### Description of the task
Where the data below has the string "服务请求流程", return the whole line.

[Component data from apps and pages]
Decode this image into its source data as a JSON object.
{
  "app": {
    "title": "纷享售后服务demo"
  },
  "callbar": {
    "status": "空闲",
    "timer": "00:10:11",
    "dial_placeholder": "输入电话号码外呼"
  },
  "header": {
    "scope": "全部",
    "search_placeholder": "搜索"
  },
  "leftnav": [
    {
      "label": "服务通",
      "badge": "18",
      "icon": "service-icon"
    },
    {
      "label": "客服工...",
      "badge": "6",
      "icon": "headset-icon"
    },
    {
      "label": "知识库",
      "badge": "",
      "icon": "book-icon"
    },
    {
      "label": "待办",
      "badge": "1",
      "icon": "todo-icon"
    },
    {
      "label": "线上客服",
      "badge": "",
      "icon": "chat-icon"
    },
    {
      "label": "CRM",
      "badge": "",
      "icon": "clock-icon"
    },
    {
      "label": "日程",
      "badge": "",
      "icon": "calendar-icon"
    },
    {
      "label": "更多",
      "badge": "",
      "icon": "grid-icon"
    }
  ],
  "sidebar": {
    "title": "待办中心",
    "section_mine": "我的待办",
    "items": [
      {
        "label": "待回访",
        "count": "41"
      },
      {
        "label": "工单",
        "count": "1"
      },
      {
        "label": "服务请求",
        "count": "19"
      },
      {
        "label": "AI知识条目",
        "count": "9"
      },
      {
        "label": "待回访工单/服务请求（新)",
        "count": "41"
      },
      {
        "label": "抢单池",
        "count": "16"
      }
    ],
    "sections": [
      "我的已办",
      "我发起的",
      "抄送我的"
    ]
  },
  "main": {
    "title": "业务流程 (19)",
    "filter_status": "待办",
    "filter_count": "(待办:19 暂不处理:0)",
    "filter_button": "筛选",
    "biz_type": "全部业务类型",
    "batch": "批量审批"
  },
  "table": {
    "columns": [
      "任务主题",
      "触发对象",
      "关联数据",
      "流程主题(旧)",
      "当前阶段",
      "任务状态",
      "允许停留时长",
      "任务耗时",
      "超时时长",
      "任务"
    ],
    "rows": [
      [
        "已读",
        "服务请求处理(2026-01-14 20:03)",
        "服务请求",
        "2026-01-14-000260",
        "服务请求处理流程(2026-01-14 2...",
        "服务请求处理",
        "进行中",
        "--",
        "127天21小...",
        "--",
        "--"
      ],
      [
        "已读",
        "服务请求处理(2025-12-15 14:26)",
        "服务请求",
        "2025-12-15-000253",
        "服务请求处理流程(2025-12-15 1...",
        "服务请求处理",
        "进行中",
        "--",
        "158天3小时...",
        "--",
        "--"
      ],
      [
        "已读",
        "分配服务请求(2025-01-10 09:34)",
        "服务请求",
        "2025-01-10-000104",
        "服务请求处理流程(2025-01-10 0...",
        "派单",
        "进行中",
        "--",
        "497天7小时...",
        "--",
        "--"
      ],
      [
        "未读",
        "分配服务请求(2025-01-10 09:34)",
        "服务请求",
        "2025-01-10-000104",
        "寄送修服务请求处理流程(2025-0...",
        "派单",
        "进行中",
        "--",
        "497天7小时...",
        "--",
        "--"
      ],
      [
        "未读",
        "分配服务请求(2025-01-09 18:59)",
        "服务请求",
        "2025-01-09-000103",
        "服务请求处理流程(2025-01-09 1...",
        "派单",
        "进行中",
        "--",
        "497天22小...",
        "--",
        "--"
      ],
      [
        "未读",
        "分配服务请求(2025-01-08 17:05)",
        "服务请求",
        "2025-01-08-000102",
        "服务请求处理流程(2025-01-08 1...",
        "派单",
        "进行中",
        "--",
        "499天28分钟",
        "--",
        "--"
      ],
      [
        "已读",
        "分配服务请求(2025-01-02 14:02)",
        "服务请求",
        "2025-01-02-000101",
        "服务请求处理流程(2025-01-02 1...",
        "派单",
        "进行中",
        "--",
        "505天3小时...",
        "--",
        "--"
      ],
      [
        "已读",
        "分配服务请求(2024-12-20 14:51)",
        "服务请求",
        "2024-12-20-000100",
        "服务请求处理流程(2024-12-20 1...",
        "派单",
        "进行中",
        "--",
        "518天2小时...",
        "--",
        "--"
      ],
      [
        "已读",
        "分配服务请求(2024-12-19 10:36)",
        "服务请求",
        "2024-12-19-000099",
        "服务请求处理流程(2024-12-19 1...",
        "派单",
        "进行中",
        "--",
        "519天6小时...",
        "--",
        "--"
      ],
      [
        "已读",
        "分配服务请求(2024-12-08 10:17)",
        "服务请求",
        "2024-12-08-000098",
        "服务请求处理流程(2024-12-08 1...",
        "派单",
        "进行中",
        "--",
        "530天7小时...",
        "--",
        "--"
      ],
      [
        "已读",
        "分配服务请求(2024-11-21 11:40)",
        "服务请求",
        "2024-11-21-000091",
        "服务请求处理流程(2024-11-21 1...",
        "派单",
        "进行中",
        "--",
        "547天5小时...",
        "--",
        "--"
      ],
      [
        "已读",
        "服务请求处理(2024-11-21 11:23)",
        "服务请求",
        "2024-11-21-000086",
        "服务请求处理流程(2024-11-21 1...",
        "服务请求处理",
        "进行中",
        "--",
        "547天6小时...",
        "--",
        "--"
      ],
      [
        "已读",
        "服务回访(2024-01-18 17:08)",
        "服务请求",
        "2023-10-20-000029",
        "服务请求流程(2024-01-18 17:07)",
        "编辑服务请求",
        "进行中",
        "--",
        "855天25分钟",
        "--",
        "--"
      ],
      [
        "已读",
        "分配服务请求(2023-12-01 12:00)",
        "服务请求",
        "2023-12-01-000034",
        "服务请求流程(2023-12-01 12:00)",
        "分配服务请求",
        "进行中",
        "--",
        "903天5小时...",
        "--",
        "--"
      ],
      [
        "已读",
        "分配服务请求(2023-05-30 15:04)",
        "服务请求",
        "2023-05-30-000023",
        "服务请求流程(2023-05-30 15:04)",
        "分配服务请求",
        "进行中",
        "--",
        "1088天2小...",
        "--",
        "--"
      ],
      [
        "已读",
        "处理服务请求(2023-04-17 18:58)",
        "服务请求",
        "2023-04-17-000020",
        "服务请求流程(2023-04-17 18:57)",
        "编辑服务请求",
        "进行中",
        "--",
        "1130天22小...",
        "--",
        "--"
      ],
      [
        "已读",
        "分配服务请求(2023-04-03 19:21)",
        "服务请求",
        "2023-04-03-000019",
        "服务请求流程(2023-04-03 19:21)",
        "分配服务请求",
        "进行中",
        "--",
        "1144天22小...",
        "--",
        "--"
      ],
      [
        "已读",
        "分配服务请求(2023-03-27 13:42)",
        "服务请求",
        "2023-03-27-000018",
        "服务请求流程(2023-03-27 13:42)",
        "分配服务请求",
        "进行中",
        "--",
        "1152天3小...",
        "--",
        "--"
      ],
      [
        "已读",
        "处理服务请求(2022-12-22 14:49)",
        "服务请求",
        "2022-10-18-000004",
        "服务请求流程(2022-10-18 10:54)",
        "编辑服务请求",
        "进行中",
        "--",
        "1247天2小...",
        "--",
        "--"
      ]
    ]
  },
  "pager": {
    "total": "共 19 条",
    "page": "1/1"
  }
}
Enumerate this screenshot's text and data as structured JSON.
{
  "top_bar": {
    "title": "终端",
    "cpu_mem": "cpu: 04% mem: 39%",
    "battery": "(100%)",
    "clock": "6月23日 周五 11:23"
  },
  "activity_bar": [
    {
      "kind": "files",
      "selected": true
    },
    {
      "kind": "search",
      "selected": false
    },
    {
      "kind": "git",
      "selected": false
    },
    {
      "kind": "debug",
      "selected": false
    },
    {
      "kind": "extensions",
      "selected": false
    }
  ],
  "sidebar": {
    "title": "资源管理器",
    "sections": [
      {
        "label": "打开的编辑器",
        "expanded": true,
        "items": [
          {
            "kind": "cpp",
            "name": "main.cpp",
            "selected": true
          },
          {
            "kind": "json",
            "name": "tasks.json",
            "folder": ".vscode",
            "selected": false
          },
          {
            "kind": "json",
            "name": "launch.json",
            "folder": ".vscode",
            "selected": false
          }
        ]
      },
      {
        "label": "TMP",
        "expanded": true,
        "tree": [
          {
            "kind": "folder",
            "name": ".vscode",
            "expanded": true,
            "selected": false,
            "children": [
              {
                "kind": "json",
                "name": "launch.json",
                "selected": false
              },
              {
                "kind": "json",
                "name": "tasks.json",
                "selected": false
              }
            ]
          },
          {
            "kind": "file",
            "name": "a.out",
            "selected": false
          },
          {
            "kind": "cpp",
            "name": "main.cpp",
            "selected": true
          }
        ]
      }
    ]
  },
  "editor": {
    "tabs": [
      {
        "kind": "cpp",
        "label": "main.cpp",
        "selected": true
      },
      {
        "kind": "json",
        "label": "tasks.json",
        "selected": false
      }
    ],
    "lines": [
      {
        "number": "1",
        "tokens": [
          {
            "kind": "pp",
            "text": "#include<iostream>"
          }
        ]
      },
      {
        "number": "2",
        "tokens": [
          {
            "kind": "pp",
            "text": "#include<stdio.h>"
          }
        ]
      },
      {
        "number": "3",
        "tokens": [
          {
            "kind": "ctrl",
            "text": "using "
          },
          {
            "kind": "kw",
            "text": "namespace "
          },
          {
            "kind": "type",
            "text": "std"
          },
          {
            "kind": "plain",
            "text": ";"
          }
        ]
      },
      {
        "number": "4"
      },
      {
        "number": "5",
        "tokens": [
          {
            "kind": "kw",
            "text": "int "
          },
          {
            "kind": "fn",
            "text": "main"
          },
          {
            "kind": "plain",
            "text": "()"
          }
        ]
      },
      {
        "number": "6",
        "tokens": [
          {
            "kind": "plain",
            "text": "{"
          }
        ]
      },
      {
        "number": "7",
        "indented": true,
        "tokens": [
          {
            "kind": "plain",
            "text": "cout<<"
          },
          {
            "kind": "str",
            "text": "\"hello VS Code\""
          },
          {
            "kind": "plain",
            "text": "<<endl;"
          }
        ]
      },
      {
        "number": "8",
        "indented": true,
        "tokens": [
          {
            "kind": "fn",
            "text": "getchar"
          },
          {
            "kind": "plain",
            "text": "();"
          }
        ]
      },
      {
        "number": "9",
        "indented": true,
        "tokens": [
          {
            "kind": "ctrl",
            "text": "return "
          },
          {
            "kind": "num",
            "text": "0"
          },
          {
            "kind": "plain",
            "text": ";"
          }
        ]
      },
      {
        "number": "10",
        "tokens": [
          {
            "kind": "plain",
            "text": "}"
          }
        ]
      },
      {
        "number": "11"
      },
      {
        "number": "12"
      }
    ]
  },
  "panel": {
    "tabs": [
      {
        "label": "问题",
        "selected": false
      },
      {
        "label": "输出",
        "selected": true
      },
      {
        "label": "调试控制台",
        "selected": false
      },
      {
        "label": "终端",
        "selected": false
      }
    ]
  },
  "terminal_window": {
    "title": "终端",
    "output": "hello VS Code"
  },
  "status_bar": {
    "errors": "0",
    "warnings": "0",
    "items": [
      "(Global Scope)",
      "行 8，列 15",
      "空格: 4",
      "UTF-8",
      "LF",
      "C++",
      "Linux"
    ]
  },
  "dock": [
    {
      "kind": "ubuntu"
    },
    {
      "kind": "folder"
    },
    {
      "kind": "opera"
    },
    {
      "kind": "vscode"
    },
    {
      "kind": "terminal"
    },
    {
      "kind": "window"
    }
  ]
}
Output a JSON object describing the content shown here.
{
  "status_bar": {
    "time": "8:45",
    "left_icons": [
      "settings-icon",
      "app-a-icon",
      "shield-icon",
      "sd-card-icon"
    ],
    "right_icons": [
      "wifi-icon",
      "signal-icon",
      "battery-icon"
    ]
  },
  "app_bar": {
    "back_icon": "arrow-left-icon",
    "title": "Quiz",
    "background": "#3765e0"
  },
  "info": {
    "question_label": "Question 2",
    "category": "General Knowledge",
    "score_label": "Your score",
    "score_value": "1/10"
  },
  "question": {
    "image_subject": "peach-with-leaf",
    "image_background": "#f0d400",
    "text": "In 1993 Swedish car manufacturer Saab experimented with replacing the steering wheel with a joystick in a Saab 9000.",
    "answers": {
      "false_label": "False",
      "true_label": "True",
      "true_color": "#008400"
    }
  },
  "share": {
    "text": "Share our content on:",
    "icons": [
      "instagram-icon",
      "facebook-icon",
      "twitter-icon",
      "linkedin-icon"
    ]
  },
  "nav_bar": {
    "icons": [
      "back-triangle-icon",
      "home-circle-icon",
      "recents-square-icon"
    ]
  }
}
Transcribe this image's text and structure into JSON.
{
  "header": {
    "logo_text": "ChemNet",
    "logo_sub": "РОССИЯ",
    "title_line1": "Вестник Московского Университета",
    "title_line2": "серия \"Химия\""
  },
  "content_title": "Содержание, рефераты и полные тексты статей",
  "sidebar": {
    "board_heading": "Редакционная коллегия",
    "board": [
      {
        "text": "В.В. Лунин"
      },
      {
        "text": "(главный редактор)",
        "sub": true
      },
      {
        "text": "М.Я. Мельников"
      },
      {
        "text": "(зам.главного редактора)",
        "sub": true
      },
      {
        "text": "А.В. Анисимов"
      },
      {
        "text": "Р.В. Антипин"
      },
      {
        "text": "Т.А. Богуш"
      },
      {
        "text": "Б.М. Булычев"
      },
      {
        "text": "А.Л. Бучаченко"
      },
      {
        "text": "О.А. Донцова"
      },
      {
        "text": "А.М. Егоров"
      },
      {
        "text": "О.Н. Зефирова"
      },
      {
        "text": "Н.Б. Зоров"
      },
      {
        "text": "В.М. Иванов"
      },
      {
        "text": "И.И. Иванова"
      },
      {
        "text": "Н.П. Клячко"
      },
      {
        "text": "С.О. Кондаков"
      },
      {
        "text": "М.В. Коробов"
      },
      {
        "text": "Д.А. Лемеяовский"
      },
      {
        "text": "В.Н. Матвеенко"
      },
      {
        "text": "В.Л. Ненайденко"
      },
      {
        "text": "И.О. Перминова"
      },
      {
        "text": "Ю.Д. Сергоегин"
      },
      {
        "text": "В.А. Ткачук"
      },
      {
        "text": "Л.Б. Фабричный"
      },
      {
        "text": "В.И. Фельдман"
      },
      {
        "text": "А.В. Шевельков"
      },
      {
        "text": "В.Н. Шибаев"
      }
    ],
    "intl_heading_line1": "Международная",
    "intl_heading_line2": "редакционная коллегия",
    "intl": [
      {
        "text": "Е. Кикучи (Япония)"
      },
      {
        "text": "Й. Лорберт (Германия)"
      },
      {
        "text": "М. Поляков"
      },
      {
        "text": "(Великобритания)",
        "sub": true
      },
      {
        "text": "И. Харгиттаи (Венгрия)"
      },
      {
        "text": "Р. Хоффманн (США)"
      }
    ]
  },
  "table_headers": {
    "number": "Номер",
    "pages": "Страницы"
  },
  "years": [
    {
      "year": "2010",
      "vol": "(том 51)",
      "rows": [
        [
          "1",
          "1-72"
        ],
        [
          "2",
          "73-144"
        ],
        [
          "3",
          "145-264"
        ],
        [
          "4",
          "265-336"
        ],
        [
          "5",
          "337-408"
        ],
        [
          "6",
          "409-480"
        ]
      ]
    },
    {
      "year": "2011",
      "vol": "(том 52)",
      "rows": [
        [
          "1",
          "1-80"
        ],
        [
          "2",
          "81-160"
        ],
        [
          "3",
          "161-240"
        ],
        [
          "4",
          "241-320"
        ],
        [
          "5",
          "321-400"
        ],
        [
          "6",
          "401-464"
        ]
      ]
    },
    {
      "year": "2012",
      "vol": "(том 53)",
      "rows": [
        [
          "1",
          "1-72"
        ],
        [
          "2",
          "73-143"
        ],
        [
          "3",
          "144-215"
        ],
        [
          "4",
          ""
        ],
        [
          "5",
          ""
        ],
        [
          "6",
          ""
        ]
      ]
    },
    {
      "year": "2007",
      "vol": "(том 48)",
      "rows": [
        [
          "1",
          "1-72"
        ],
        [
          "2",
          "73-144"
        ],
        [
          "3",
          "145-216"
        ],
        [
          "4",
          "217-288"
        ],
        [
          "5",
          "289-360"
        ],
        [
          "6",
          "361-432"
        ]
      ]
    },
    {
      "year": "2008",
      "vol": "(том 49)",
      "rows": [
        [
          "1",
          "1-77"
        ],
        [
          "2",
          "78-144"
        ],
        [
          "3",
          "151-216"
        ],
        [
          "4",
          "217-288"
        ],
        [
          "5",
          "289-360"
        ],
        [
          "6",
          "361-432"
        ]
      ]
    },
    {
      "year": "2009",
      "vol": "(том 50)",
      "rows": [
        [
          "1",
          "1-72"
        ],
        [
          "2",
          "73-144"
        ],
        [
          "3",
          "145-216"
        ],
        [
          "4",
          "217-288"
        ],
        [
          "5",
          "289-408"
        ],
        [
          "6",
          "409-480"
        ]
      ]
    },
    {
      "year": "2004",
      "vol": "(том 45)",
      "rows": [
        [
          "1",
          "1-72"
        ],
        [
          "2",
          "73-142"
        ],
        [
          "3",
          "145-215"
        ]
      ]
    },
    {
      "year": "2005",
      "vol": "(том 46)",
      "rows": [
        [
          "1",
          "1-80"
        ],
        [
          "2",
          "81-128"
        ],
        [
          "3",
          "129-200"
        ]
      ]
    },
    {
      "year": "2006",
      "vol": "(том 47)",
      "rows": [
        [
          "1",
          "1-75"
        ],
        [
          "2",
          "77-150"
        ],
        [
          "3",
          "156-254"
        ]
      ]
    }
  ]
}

### Task result
        "服务请求流程(2024-01-18 17:07)",
        "服务请求流程(2023-12-01 12:00)",
        "服务请求流程(2023-05-30 15:04)",
        "服务请求流程(2023-04-17 18:57)",
        "服务请求流程(2023-04-03 19:21)",
        "服务请求流程(2023-03-27 13:42)",
        "服务请求流程(2022-10-18 10:54)",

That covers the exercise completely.